Experts from the University of Sheffield’s Department of Physics and Astronomy and the University of Cambridge have created a method of spray-coating a photovoltaic active layer by an air based process – similar to spraying regular paint from a can – to develop a cheaper technique which can be mass produced.
Professor David Lidzey from the University of Sheffield said “Spray coating is currently used to apply paint to cars and in graphic printing. We have shown that it can also be used to make solar cells using specially designed plastic semiconductors. Maybe in the future surfaces on buildings and even car roofs will routinely generate electricity with these materials.
“We found that the performance of our spray coated solar cells is the same as cells made with more traditional research methods, but which are impossible to scale in manufacturing. We now do most of our research using spray coating.
“The goal is to reduce the amount of energy and money required to make a solar cell. This means that we need solar cell materials that have low embodied energy, but we also need manufacturing processes that are efficient, reliable and consume less energy.”
Most solar cells are manufactured using special energy intensive tools and using materials like silicon that themselves contain large amounts of embodied energy.
Plastic, by comparison, requires much less energy to make.

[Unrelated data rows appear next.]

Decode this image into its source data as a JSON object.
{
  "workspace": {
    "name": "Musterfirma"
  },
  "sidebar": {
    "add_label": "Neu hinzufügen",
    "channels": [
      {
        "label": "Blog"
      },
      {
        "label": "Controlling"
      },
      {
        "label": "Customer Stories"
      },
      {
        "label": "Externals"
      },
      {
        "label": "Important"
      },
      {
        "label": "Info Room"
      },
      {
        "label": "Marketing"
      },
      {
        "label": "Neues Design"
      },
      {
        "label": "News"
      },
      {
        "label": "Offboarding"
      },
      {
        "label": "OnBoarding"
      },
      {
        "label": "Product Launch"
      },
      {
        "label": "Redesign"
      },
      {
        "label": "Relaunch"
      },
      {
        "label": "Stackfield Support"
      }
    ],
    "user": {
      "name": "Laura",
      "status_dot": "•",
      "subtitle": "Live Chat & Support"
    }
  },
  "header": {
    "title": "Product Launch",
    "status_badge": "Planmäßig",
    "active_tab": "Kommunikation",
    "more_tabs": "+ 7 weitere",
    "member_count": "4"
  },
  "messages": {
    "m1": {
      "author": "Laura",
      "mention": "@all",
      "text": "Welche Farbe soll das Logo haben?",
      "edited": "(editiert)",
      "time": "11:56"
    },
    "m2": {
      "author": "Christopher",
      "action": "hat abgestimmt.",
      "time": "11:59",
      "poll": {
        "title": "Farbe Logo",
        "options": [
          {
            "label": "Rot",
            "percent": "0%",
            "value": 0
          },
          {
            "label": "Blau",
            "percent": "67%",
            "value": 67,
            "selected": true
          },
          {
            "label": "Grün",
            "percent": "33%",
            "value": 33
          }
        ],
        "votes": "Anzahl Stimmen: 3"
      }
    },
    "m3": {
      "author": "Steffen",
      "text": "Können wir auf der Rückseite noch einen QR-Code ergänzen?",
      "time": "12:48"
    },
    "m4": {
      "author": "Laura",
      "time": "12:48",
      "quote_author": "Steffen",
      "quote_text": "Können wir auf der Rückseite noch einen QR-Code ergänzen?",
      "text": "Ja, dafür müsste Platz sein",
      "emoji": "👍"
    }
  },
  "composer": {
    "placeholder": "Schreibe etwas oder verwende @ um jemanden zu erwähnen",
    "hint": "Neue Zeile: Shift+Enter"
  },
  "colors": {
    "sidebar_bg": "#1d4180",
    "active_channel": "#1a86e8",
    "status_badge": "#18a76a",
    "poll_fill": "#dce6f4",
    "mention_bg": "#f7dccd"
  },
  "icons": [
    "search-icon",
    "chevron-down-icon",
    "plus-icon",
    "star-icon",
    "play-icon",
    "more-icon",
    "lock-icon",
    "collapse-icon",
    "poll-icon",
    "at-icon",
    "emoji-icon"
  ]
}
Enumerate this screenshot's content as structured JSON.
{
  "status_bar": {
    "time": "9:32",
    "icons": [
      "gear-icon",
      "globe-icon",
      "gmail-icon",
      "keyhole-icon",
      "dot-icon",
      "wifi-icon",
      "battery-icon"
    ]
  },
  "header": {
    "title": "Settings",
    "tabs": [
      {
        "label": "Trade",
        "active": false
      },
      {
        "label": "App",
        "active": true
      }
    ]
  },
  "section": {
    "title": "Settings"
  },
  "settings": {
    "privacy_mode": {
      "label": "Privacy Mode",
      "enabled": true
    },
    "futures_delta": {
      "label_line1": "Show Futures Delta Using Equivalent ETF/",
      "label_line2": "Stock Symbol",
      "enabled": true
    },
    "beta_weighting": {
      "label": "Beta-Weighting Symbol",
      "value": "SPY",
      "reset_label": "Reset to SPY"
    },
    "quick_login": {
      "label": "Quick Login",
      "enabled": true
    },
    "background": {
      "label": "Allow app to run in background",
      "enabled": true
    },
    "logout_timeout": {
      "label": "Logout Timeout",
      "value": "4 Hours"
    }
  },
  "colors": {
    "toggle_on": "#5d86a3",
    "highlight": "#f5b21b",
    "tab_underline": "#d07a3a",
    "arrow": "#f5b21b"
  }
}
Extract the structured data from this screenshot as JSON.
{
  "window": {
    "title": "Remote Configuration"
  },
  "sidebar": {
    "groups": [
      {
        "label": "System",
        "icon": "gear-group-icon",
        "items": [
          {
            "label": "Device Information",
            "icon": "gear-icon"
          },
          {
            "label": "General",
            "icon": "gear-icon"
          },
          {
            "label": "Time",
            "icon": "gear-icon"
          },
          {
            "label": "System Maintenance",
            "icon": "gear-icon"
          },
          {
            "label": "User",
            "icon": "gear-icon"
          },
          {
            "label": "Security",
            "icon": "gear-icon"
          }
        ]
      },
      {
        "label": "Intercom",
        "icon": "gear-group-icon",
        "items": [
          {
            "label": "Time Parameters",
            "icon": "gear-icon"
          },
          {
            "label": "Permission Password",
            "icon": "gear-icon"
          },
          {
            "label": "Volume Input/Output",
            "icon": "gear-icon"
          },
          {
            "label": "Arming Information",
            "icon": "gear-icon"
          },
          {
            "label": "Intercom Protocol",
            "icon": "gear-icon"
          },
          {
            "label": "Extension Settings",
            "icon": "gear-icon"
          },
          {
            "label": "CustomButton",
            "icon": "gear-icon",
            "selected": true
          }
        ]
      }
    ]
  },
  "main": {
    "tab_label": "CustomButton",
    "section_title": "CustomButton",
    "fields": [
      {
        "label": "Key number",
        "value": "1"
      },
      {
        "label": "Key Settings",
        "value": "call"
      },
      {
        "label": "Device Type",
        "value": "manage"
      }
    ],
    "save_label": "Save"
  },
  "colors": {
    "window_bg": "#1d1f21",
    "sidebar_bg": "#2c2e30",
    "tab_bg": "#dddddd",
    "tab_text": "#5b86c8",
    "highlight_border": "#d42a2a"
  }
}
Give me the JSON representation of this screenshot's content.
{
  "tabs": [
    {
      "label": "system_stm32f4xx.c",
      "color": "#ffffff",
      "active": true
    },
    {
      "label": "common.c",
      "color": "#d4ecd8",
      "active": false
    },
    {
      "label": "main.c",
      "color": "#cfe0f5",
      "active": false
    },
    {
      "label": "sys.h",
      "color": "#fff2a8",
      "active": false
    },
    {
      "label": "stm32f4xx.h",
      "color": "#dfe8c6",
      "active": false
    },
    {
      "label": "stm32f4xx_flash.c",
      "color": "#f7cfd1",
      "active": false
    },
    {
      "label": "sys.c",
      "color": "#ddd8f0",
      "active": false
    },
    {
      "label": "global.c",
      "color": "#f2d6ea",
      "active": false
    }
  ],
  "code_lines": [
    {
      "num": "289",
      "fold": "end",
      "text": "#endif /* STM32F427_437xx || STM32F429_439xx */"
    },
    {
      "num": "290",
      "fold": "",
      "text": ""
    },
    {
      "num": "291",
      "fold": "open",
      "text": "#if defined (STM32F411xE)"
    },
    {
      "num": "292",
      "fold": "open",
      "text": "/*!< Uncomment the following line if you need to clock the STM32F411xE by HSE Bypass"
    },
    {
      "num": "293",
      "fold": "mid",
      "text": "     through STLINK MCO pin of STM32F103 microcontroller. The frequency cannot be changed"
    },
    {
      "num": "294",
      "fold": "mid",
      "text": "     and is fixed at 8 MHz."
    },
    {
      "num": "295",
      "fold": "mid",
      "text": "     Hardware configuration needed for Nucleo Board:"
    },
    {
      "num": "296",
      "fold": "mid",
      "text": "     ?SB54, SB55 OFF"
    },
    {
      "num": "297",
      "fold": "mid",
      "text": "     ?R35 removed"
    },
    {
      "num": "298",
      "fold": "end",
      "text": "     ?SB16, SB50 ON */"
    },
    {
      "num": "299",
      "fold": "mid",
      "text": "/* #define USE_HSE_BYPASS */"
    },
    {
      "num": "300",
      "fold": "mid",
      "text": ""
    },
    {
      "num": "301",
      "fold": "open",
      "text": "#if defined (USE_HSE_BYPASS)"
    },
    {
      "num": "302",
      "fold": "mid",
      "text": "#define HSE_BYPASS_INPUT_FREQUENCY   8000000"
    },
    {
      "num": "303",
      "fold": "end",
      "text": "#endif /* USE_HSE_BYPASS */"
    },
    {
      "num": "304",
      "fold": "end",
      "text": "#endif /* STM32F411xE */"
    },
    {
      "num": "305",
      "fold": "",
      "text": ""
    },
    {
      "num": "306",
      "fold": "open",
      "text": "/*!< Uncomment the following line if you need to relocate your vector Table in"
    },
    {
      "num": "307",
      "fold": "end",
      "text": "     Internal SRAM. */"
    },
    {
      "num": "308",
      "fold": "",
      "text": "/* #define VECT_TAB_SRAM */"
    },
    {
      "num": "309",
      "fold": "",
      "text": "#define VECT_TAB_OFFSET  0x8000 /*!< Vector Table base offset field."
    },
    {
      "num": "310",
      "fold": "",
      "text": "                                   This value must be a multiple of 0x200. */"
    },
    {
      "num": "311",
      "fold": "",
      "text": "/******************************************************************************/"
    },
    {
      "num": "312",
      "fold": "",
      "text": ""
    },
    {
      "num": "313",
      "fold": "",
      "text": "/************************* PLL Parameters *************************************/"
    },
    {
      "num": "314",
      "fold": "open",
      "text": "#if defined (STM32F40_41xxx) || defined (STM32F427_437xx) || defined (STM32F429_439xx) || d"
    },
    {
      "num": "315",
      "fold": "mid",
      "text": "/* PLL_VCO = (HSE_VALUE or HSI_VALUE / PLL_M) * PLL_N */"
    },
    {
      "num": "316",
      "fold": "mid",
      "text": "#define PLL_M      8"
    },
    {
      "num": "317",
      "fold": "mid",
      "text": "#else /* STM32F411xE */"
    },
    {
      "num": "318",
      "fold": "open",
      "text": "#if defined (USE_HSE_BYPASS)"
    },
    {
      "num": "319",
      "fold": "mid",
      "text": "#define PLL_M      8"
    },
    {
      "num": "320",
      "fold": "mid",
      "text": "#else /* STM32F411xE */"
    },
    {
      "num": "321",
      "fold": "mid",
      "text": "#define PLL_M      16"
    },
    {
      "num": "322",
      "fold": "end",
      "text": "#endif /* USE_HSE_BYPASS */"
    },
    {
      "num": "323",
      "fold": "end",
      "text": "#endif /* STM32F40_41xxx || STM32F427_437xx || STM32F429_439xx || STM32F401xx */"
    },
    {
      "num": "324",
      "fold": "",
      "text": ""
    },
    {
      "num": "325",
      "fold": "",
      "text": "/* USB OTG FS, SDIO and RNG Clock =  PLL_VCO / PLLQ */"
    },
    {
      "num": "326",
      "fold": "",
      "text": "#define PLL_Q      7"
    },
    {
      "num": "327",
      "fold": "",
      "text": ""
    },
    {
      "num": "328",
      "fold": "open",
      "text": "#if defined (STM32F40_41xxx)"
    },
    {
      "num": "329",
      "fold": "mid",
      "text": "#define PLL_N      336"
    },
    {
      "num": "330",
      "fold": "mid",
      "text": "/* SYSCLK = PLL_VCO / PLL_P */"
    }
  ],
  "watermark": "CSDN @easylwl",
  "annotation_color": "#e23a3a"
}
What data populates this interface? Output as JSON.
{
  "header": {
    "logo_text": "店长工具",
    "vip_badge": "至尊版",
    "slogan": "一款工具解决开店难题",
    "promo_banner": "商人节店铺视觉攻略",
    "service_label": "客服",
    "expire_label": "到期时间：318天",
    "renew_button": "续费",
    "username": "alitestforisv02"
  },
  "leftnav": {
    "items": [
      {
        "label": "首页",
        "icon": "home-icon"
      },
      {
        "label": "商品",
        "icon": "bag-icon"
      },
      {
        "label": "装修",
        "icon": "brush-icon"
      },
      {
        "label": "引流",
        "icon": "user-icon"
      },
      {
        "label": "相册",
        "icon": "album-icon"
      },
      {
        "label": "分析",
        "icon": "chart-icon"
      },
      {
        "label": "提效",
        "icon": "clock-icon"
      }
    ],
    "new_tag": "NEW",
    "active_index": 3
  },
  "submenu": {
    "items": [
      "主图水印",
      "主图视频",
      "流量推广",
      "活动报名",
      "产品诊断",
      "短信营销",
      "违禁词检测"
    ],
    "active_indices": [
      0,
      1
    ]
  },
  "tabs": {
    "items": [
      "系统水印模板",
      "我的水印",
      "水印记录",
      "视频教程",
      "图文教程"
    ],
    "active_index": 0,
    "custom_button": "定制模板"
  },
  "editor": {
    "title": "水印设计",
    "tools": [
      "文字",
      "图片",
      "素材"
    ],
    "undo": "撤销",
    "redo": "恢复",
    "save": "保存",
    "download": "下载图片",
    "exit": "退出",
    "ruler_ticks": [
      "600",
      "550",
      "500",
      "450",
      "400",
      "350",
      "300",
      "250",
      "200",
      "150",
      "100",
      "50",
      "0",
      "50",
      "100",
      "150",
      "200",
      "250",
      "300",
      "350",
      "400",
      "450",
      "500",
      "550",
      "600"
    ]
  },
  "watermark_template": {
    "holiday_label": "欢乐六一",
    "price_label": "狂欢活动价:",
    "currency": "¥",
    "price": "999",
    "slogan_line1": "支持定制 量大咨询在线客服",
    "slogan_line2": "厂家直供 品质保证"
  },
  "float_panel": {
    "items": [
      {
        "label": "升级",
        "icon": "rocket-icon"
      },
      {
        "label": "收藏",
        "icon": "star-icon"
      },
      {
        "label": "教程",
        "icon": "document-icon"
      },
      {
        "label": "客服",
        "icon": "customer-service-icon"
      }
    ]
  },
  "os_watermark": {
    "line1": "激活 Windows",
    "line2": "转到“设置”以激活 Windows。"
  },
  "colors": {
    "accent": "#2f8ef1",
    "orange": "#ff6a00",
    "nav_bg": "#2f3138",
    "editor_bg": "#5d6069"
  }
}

By spray-coating a plastic layer in air the team hope the overall energy used to make a solar cell can be significantly reduced.